───── PROVIDED DATA
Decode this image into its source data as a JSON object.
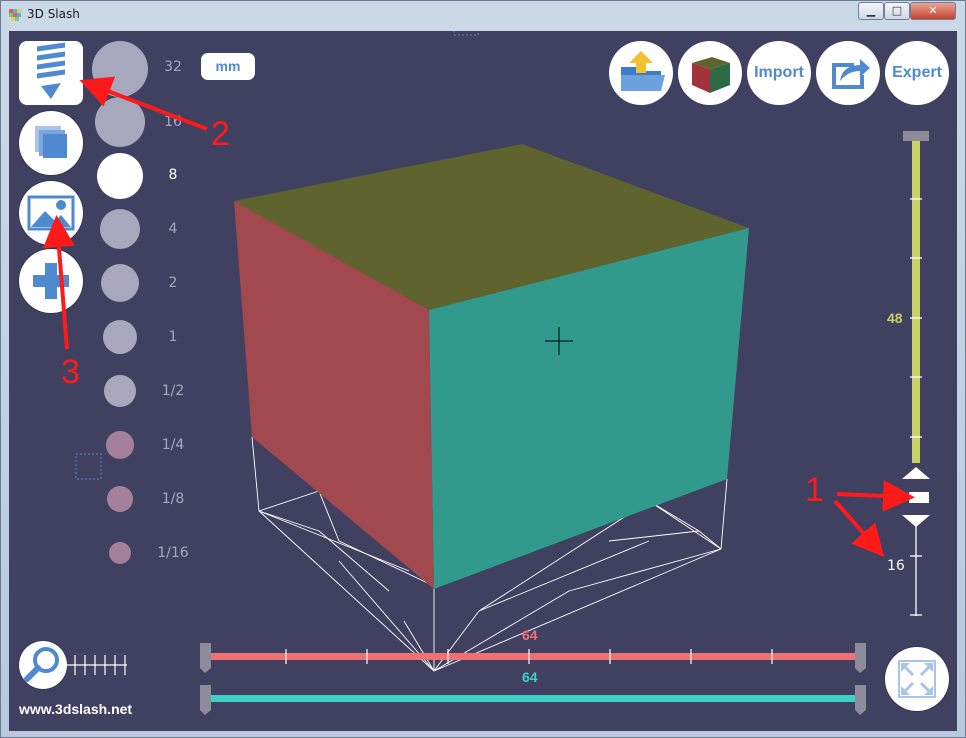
{
  "window": {
    "title": "3D Slash",
    "controls": {
      "minimize": "▁",
      "maximize": "□",
      "close": "✕"
    }
  },
  "toolbar_left": {
    "tools": [
      {
        "name": "chisel-tool",
        "icon": "chisel-icon",
        "selected": true
      },
      {
        "name": "cube-tool",
        "icon": "cube-stack-icon"
      },
      {
        "name": "image-tool",
        "icon": "image-icon"
      },
      {
        "name": "add-tool",
        "icon": "plus-icon"
      }
    ]
  },
  "sizes": {
    "labels": [
      "32",
      "16",
      "8",
      "4",
      "2",
      "1",
      "1/2",
      "1/4",
      "1/8",
      "1/16"
    ],
    "selected": "8"
  },
  "unit_label": "mm",
  "toolbar_top": {
    "open_icon": "folder-upload-icon",
    "color_icon": "color-cube-icon",
    "import_label": "Import",
    "export_icon": "share-icon",
    "expert_label": "Expert"
  },
  "sliders": {
    "vertical_top_value": "48",
    "vertical_bottom_value": "16",
    "red_value": "64",
    "teal_value": "64"
  },
  "colors": {
    "background": "#404061",
    "cube_top": "#5f642f",
    "cube_left": "#a2484f",
    "cube_front": "#329a8c",
    "slider_yellow": "#c8d266",
    "slider_red": "#f07173",
    "slider_teal": "#3fd1c5",
    "annotation": "#ff1a1a"
  },
  "annotations": [
    "1",
    "2",
    "3"
  ],
  "footer": {
    "url": "www.3dslash.net"
  }
}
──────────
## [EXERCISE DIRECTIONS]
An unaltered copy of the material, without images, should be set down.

## [RESPONSE BOX]
Decode this image into its source data as a JSON object.
{
  "window": {
    "title": "3D Slash",
    "controls": {
      "minimize": "▁",
      "maximize": "□",
      "close": "✕"
    }
  },
  "toolbar_left": {
    "tools": [
      {
        "name": "chisel-tool",
        "icon": "chisel-icon",
        "selected": true
      },
      {
        "name": "cube-tool",
        "icon": "cube-stack-icon"
      },
      {
        "name": "image-tool",
        "icon": "image-icon"
      },
      {
        "name": "add-tool",
        "icon": "plus-icon"
      }
    ]
  },
  "sizes": {
    "labels": [
      "32",
      "16",
      "8",
      "4",
      "2",
      "1",
      "1/2",
      "1/4",
      "1/8",
      "1/16"
    ],
    "selected": "8"
  },
  "unit_label": "mm",
  "toolbar_top": {
    "open_icon": "folder-upload-icon",
    "color_icon": "color-cube-icon",
    "import_label": "Import",
    "export_icon": "share-icon",
    "expert_label": "Expert"
  },
  "sliders": {
    "vertical_top_value": "48",
    "vertical_bottom_value": "16",
    "red_value": "64",
    "teal_value": "64"
  },
  "colors": {
    "background": "#404061",
    "cube_top": "#5f642f",
    "cube_left": "#a2484f",
    "cube_front": "#329a8c",
    "slider_yellow": "#c8d266",
    "slider_red": "#f07173",
    "slider_teal": "#3fd1c5",
    "annotation": "#ff1a1a"
  },
  "annotations": [
    "1",
    "2",
    "3"
  ],
  "footer": {
    "url": "www.3dslash.net"
  }
}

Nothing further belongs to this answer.